The official added that in case the non-payment continues post that cure period only then the same shall constitute an event of default.
“The downgrade reflects delays in debt servicing by DHFL on some of its non-convertible debentures (NCDs) — not rated by CRISIL — because of inadequate liquidity. The payments were due on 4 June," said Crisil. On Wednesday, rating agency Icra also cut its rating on the company's paper to D from A4, implying that the company was in default or expected to be in default soon, Reuters reported. This was Icra's fourth rating cut on the company's paper this year.
According to a statement from the rating agency, DHFL has ₹850 crore of outstanding commercial paper (CPs) of which ₹750 crore is due in June 2019. The first CP maturity is on 7 June and with liquidity inadequate as on date to service debt and visibility very low on timely fund raising, Crisil said it expects the CP to be in default on maturity.
Crisil said on Wednesday that the rating action is based on an analysis of the NBFC’s modest capital position and earnings. It said that the reported net worth and capital adequacy ratio were ₹10,750 crore and 17.74%, respectively, as on 31 December, 2018. Moreover, its return on managed assets, though stable at 1.3% during the first nine months of fiscal 2019, was lower than that of peers, primarily because of intense competition resulting in low spreads, and high operating expenses on account of large branch network and small ticket size of loans, said Crisil.
On 11 May, Crisil had downgraded its rating on DHFL’s commercial paper to A4+ from A3+, citing more-than-expected reduction in the company's liquidity because of further delays in fund raising from sell down of project finance loans and lower inflows from securitisation of non-housing loans.
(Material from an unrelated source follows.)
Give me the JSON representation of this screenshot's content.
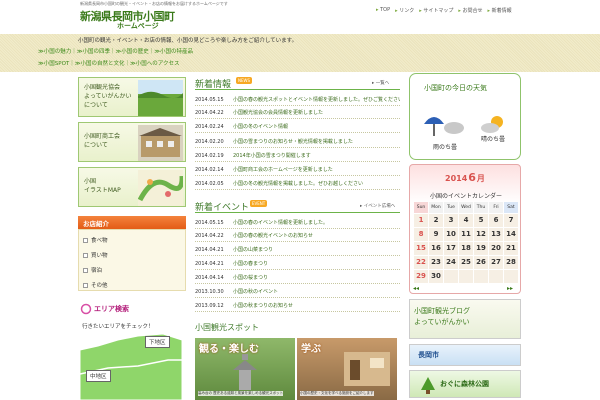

Mint reported on Wednesday that while it is not clear if the delay was related to debt owed to mutual funds, it has affected all debt issued by the company due to valuation norms that require funds to take write-downs on the occurrence of such an event. The Mint report added that mutual funds have taken write-downs as per the valuations provided by independent valuation agencies.